Find the number of lines below in which the word "mois" appears, and write that number only.

- **Data supplied**
Start of Block

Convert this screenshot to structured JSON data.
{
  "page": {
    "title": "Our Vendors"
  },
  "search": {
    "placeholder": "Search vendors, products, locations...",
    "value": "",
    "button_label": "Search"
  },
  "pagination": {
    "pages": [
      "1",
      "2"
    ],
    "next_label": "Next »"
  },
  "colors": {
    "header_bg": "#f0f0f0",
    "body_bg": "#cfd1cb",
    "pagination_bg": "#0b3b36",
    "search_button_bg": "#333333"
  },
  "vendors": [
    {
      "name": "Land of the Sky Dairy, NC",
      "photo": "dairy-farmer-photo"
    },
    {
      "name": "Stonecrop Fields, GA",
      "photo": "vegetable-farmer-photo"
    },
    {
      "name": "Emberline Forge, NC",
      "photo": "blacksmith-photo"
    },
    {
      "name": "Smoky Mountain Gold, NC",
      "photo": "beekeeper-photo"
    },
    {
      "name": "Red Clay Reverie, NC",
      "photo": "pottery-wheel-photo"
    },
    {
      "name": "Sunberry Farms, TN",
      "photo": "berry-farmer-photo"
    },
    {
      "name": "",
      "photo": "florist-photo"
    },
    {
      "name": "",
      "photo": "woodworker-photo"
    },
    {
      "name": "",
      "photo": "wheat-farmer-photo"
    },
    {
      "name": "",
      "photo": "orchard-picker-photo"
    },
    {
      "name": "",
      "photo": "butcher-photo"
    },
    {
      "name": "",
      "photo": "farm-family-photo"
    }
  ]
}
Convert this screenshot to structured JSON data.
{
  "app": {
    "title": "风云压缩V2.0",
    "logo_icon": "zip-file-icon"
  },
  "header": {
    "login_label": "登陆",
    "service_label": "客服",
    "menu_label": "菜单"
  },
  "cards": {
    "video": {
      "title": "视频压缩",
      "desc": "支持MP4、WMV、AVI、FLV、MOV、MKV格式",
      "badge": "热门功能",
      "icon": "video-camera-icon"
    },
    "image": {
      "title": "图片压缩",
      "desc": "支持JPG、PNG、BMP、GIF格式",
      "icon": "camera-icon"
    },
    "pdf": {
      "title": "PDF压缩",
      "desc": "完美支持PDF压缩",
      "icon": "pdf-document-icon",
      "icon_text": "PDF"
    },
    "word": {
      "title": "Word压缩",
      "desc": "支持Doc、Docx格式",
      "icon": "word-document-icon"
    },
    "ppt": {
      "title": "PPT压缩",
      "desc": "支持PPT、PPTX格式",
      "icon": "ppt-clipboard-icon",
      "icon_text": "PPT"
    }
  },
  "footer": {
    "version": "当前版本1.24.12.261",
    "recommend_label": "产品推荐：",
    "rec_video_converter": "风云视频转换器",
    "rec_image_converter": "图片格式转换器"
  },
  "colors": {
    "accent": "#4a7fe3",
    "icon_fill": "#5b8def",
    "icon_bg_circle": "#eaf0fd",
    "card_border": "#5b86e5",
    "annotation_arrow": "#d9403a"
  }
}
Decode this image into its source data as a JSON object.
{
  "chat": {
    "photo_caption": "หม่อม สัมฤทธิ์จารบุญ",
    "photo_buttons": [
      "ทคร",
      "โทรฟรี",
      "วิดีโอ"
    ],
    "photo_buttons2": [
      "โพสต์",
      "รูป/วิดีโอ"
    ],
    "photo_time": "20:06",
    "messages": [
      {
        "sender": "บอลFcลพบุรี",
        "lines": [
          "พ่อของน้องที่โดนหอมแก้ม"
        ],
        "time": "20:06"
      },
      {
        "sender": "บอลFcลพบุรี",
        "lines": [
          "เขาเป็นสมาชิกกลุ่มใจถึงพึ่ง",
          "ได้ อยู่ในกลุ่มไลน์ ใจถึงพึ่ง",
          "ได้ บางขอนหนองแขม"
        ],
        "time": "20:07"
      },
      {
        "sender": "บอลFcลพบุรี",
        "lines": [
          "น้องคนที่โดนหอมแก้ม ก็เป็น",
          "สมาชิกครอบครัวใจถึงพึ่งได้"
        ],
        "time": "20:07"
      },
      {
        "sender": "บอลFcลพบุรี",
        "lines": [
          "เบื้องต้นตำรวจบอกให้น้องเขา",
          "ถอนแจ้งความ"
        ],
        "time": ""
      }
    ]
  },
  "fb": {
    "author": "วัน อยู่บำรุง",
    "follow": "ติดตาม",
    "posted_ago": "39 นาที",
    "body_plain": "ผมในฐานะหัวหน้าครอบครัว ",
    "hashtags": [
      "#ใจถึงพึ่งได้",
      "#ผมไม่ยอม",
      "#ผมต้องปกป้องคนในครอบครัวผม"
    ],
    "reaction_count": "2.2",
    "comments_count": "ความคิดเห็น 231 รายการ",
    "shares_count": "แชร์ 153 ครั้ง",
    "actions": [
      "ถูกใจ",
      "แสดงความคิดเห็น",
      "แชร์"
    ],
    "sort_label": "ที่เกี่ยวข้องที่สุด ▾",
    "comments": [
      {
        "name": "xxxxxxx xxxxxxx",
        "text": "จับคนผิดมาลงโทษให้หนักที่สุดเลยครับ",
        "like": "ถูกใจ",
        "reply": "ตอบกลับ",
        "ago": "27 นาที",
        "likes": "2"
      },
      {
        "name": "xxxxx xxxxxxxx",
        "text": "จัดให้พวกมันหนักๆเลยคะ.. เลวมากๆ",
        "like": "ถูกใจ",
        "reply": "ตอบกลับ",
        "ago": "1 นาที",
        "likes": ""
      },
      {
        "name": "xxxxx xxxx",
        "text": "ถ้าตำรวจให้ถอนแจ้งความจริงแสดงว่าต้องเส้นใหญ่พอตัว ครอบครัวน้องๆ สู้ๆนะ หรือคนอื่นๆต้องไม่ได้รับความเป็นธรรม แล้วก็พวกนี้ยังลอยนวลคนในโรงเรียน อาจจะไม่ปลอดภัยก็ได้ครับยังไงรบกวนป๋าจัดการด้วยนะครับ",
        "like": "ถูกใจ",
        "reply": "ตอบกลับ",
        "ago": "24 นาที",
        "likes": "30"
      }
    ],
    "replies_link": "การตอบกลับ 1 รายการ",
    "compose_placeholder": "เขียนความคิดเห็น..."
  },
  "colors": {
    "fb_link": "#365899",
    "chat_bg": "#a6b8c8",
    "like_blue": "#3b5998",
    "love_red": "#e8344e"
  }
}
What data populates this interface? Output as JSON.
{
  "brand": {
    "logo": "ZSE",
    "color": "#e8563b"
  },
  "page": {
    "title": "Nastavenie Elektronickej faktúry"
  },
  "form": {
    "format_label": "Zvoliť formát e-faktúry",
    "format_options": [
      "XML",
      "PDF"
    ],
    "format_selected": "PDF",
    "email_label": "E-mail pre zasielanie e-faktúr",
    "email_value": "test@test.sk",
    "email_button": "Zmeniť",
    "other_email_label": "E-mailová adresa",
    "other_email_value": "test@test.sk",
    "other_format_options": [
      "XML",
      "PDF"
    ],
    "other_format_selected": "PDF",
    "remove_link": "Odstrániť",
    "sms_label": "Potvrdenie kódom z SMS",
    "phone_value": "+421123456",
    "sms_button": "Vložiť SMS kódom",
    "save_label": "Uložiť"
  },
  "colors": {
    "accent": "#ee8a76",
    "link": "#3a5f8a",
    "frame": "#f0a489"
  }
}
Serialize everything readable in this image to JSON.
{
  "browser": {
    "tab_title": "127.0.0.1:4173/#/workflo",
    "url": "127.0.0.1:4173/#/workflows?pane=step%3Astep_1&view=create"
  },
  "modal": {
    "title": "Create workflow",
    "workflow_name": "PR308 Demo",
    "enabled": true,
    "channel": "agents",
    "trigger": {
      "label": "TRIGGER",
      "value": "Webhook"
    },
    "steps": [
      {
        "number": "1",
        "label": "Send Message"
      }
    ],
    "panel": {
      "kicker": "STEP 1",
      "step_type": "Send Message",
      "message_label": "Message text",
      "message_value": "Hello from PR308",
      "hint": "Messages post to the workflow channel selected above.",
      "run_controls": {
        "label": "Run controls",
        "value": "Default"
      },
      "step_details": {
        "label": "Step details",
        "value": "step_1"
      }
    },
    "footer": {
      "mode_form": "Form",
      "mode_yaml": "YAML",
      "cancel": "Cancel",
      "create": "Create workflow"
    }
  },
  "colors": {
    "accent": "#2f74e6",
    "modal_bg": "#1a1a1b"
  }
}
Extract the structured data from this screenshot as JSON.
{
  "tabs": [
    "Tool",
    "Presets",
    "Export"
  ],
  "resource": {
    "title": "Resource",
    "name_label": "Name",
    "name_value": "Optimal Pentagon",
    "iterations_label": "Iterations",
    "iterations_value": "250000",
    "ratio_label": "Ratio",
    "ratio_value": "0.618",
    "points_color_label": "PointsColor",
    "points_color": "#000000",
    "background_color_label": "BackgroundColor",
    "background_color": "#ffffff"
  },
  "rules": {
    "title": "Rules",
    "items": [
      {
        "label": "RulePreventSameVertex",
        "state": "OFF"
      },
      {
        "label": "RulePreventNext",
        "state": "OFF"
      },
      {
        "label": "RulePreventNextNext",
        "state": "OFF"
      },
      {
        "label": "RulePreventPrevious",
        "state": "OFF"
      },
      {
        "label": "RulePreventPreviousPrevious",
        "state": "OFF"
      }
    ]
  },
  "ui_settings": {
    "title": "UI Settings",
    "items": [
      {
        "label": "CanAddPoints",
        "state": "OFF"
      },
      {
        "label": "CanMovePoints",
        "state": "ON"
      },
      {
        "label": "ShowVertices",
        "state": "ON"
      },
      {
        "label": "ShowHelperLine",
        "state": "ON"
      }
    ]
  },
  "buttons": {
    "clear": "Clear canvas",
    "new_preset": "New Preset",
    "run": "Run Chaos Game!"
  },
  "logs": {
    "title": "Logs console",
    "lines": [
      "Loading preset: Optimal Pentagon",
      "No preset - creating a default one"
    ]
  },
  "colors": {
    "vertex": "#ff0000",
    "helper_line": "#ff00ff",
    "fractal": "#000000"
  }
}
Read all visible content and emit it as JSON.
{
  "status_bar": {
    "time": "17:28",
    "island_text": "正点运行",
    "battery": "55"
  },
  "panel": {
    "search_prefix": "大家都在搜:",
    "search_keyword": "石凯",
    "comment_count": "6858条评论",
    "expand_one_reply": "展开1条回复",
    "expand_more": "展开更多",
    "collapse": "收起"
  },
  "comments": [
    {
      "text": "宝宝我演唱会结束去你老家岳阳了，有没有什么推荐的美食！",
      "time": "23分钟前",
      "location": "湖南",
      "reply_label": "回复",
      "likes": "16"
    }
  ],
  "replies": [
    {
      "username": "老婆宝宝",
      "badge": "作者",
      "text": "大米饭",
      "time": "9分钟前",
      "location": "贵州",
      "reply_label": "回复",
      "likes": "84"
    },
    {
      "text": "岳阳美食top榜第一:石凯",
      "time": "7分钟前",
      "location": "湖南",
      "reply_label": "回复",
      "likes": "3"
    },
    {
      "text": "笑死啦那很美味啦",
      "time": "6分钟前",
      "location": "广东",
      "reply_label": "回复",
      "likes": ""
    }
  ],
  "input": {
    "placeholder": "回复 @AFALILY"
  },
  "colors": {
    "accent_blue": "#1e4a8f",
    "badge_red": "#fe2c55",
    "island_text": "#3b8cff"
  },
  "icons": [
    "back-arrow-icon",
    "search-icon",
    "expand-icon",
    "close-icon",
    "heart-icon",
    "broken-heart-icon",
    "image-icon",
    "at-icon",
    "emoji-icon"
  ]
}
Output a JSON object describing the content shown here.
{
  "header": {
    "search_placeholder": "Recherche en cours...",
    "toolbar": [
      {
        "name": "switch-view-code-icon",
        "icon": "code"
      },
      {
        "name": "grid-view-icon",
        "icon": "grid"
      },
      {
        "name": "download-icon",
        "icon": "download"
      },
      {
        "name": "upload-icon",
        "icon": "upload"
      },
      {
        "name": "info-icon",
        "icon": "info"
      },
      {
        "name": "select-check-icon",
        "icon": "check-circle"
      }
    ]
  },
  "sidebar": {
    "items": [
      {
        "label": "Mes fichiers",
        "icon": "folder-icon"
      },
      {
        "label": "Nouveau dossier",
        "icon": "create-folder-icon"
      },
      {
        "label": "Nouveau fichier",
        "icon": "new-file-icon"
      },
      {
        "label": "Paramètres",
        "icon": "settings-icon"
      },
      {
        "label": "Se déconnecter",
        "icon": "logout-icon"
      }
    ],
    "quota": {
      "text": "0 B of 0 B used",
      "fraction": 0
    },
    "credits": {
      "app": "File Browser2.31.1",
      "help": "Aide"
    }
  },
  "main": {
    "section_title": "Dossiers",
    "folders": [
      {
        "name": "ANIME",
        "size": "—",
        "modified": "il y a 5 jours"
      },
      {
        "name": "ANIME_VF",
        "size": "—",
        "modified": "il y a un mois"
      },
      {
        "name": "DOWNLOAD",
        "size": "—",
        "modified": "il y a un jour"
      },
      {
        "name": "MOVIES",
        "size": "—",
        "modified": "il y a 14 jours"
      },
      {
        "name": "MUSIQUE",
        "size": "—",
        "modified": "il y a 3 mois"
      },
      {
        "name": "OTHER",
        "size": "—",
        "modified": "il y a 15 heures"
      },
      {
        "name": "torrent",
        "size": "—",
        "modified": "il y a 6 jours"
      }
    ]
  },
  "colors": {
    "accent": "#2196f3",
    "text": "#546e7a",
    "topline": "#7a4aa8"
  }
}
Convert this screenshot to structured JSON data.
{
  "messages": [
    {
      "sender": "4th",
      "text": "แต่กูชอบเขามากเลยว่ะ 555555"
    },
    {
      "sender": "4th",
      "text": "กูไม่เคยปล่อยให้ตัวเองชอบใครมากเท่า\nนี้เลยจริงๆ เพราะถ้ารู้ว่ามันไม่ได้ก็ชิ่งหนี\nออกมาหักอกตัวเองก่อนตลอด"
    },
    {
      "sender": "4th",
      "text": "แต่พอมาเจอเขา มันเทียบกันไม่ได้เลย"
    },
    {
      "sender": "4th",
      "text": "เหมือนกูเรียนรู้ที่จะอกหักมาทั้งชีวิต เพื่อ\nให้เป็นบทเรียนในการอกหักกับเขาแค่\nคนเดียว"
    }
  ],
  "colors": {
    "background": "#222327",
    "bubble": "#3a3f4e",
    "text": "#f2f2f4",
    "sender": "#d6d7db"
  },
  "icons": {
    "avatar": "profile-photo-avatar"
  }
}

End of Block

- **Answer space**
2